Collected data

****

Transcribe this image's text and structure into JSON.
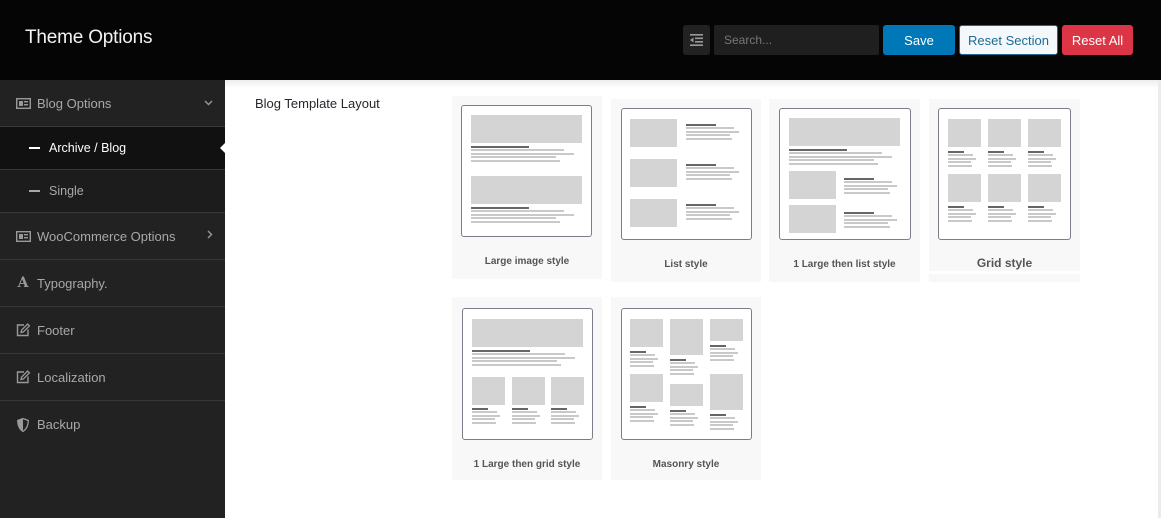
{
  "header": {
    "title": "Theme Options",
    "search_placeholder": "Search...",
    "save_label": "Save",
    "reset_section_label": "Reset Section",
    "reset_all_label": "Reset All"
  },
  "colors": {
    "save": "#0077b6",
    "reset_section_border": "#1d6b94",
    "reset_all": "#dc3545",
    "sidebar_bg": "#222222",
    "header_bg": "#050505"
  },
  "sidebar": {
    "items": [
      {
        "label": "Blog Options",
        "icon": "newspaper-icon",
        "chevron": "chevron-down-icon",
        "expanded": true
      },
      {
        "label": "WooCommerce Options",
        "icon": "newspaper-icon",
        "chevron": "chevron-right-icon"
      },
      {
        "label": "Typography.",
        "icon": "font-icon"
      },
      {
        "label": "Footer",
        "icon": "edit-icon"
      },
      {
        "label": "Localization",
        "icon": "edit-icon"
      },
      {
        "label": "Backup",
        "icon": "shield-icon"
      }
    ],
    "subitems": [
      {
        "label": "Archive / Blog",
        "active": true
      },
      {
        "label": "Single",
        "active": false
      }
    ]
  },
  "main": {
    "field_label": "Blog Template Layout",
    "options": [
      {
        "label": "Large image style",
        "layout": "large"
      },
      {
        "label": "List style",
        "layout": "list"
      },
      {
        "label": "1 Large then list style",
        "layout": "large-list"
      },
      {
        "label": "Grid style",
        "layout": "grid",
        "selected": true
      },
      {
        "label": "1 Large then grid style",
        "layout": "large-grid"
      },
      {
        "label": "Masonry style",
        "layout": "masonry"
      }
    ]
  }
}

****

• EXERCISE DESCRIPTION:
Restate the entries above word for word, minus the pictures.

• WRITTEN SOLUTION:
Transcribe this image's text and structure into JSON.
{
  "header": {
    "title": "Theme Options",
    "search_placeholder": "Search...",
    "save_label": "Save",
    "reset_section_label": "Reset Section",
    "reset_all_label": "Reset All"
  },
  "colors": {
    "save": "#0077b6",
    "reset_section_border": "#1d6b94",
    "reset_all": "#dc3545",
    "sidebar_bg": "#222222",
    "header_bg": "#050505"
  },
  "sidebar": {
    "items": [
      {
        "label": "Blog Options",
        "icon": "newspaper-icon",
        "chevron": "chevron-down-icon",
        "expanded": true
      },
      {
        "label": "WooCommerce Options",
        "icon": "newspaper-icon",
        "chevron": "chevron-right-icon"
      },
      {
        "label": "Typography.",
        "icon": "font-icon"
      },
      {
        "label": "Footer",
        "icon": "edit-icon"
      },
      {
        "label": "Localization",
        "icon": "edit-icon"
      },
      {
        "label": "Backup",
        "icon": "shield-icon"
      }
    ],
    "subitems": [
      {
        "label": "Archive / Blog",
        "active": true
      },
      {
        "label": "Single",
        "active": false
      }
    ]
  },
  "main": {
    "field_label": "Blog Template Layout",
    "options": [
      {
        "label": "Large image style",
        "layout": "large"
      },
      {
        "label": "List style",
        "layout": "list"
      },
      {
        "label": "1 Large then list style",
        "layout": "large-list"
      },
      {
        "label": "Grid style",
        "layout": "grid",
        "selected": true
      },
      {
        "label": "1 Large then grid style",
        "layout": "large-grid"
      },
      {
        "label": "Masonry style",
        "layout": "masonry"
      }
    ]
  }
}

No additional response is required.